■ Required work ■
The response must contain every line from the records below that has "JSON".

Records excerpted from a collection

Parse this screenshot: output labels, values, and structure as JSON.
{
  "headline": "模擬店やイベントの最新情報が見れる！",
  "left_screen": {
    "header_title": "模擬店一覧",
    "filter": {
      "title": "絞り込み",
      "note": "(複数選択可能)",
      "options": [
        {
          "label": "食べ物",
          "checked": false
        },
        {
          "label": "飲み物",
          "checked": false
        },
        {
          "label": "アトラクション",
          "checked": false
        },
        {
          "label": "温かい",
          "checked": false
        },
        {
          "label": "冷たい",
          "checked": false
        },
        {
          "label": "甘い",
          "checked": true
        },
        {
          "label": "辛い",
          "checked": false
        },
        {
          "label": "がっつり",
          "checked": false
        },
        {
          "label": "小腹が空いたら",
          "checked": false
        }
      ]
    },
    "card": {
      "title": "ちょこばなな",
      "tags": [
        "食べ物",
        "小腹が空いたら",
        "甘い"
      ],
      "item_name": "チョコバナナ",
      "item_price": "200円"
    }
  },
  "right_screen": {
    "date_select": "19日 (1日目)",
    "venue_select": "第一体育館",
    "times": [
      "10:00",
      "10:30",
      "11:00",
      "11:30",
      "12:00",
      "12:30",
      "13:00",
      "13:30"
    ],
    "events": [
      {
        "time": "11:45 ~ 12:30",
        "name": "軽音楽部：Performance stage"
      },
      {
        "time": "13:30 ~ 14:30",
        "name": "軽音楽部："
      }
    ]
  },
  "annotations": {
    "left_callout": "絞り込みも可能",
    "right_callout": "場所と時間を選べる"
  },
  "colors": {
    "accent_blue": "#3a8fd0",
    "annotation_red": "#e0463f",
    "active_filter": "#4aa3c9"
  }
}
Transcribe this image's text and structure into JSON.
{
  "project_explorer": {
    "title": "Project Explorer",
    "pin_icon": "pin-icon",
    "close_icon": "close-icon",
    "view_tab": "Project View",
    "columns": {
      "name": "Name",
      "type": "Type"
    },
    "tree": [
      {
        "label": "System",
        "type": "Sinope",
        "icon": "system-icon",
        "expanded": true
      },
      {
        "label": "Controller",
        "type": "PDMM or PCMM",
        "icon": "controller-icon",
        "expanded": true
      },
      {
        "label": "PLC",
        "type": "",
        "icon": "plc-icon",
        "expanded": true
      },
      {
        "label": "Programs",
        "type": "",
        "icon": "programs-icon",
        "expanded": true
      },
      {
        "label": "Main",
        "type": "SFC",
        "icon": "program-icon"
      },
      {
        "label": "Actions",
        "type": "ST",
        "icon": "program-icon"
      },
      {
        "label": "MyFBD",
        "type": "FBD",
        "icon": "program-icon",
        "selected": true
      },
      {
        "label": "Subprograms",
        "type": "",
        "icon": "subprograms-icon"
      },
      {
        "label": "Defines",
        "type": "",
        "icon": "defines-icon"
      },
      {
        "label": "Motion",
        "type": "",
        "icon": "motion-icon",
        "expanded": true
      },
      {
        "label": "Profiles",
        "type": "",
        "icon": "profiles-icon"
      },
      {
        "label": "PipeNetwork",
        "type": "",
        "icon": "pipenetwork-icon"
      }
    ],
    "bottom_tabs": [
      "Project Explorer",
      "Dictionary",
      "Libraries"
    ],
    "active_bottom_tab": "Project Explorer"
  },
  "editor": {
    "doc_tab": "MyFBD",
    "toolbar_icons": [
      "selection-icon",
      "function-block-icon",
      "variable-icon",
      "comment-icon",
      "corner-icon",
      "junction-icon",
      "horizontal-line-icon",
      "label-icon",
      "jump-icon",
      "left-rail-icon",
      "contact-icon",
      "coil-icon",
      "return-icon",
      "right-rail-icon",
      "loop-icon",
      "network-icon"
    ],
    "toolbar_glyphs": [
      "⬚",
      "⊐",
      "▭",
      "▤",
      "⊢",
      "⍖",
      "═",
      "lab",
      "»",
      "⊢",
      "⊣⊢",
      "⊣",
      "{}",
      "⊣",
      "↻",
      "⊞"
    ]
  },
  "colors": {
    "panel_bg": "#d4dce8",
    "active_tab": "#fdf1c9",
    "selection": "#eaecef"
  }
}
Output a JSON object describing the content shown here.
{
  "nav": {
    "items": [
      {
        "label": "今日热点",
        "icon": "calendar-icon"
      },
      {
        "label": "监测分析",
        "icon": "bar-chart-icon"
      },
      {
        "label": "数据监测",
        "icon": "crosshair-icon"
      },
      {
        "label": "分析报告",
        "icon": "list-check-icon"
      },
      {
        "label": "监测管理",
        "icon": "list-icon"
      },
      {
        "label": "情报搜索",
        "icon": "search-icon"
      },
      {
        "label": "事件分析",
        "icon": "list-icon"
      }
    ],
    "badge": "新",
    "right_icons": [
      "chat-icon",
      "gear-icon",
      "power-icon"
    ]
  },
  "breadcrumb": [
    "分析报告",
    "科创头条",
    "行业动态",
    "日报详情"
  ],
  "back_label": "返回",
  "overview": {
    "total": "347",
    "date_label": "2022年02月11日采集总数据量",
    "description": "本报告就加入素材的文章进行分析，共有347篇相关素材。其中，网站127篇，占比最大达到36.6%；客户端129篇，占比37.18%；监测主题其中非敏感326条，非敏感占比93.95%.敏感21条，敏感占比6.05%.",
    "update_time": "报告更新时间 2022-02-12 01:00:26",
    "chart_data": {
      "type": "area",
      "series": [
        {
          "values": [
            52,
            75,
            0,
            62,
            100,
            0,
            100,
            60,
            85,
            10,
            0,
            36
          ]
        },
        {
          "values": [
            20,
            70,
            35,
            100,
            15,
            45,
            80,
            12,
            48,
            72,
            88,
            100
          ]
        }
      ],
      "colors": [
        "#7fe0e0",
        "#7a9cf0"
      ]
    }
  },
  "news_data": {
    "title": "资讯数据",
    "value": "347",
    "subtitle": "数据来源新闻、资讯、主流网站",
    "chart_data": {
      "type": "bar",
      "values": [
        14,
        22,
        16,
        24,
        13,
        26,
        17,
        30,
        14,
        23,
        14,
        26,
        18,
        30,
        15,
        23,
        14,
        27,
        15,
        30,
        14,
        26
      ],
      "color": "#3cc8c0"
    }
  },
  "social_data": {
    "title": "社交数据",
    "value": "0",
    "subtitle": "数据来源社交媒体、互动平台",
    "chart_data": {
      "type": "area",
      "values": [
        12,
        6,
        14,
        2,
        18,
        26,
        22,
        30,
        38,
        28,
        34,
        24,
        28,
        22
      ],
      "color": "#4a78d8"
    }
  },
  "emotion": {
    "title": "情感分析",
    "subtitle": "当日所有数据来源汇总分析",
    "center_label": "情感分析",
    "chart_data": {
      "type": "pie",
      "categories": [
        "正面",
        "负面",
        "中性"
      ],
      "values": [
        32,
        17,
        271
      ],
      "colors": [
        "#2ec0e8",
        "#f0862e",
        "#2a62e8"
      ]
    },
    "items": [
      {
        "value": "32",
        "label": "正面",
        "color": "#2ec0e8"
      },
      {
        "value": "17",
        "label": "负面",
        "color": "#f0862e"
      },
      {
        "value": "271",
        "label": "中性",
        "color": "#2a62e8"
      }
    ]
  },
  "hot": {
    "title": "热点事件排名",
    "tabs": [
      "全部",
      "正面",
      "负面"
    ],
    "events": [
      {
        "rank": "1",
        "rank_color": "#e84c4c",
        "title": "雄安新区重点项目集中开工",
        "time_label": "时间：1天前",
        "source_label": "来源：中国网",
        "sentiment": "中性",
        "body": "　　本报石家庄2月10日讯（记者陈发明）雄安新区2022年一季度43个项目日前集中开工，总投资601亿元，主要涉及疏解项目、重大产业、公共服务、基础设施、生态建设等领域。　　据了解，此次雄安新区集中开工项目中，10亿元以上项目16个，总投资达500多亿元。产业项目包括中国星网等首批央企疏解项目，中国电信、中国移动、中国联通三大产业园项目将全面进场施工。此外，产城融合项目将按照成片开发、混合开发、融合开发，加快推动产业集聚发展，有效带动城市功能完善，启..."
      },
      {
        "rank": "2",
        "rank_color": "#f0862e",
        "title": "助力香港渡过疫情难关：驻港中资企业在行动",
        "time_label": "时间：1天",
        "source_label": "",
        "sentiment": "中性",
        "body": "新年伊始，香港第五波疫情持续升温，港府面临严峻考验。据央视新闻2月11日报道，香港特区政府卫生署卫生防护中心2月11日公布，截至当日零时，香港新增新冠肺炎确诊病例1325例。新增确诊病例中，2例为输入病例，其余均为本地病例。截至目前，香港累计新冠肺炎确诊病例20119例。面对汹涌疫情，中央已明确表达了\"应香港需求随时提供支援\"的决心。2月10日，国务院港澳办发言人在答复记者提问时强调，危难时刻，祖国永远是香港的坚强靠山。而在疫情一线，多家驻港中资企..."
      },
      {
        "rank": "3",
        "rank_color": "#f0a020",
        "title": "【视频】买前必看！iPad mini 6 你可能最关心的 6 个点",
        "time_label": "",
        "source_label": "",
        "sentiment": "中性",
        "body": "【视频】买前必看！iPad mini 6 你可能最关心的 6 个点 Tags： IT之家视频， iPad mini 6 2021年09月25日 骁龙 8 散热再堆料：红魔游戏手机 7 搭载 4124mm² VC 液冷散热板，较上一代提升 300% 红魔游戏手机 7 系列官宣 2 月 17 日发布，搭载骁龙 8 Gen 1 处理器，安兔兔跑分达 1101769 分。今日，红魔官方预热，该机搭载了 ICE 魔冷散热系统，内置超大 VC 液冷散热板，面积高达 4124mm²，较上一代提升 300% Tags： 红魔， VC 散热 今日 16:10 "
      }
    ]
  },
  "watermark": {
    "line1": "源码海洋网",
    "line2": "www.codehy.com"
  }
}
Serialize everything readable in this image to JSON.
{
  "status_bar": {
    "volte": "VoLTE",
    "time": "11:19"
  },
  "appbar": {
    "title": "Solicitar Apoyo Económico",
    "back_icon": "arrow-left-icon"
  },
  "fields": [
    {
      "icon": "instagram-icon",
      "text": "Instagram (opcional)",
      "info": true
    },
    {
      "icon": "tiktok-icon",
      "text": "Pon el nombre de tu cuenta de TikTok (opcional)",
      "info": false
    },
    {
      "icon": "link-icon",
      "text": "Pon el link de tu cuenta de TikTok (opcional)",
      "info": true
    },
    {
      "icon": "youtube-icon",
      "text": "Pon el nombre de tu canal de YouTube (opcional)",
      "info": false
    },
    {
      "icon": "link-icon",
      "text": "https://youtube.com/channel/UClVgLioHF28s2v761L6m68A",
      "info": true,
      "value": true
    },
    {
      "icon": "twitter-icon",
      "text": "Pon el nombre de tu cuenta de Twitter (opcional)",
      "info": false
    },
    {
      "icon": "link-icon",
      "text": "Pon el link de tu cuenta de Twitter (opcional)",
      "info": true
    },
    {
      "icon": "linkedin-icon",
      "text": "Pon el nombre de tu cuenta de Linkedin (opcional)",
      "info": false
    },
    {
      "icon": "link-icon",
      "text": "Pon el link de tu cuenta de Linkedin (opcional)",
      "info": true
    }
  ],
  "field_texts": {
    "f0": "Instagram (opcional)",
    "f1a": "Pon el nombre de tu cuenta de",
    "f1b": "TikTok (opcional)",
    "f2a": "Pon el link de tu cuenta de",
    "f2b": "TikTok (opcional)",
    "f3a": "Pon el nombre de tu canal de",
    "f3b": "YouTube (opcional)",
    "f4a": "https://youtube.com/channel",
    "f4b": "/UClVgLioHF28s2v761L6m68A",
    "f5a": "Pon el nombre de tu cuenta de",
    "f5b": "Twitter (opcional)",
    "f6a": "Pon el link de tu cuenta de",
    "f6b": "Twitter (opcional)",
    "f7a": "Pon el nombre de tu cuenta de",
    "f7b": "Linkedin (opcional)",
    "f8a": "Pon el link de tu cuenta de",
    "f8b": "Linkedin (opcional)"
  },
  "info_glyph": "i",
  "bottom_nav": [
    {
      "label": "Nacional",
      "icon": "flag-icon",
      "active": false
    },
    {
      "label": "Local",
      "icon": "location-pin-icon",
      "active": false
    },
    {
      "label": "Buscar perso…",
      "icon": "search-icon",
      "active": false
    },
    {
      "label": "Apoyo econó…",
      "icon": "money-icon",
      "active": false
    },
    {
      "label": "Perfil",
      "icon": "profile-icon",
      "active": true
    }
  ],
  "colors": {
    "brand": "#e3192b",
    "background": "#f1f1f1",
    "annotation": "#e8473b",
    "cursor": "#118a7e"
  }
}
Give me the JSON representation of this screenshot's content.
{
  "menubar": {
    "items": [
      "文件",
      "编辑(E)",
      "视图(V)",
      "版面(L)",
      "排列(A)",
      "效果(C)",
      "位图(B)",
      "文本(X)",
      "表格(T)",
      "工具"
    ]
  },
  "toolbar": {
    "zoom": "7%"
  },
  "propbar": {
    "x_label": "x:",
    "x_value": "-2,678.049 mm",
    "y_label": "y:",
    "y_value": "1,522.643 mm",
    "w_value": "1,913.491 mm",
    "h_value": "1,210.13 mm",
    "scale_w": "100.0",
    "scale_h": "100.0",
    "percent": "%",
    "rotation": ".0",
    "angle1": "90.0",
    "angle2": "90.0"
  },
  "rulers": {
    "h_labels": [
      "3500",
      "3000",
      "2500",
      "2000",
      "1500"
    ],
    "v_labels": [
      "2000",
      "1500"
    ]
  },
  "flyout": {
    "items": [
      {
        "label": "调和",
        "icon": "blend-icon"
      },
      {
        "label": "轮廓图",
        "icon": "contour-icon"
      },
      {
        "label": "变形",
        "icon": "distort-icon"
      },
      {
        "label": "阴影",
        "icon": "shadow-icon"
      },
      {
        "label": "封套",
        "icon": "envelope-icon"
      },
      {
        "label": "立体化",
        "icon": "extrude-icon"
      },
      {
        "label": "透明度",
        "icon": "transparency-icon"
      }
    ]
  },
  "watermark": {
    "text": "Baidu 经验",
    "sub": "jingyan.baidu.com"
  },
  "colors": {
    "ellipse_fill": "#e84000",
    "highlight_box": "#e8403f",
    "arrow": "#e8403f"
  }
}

■ Task answer ■
Parse this screenshot: output labels, values, and structure as JSON.
Transcribe this image's text and structure into JSON.
Output a JSON object describing the content shown here.
Serialize everything readable in this image to JSON.
Give me the JSON representation of this screenshot's content.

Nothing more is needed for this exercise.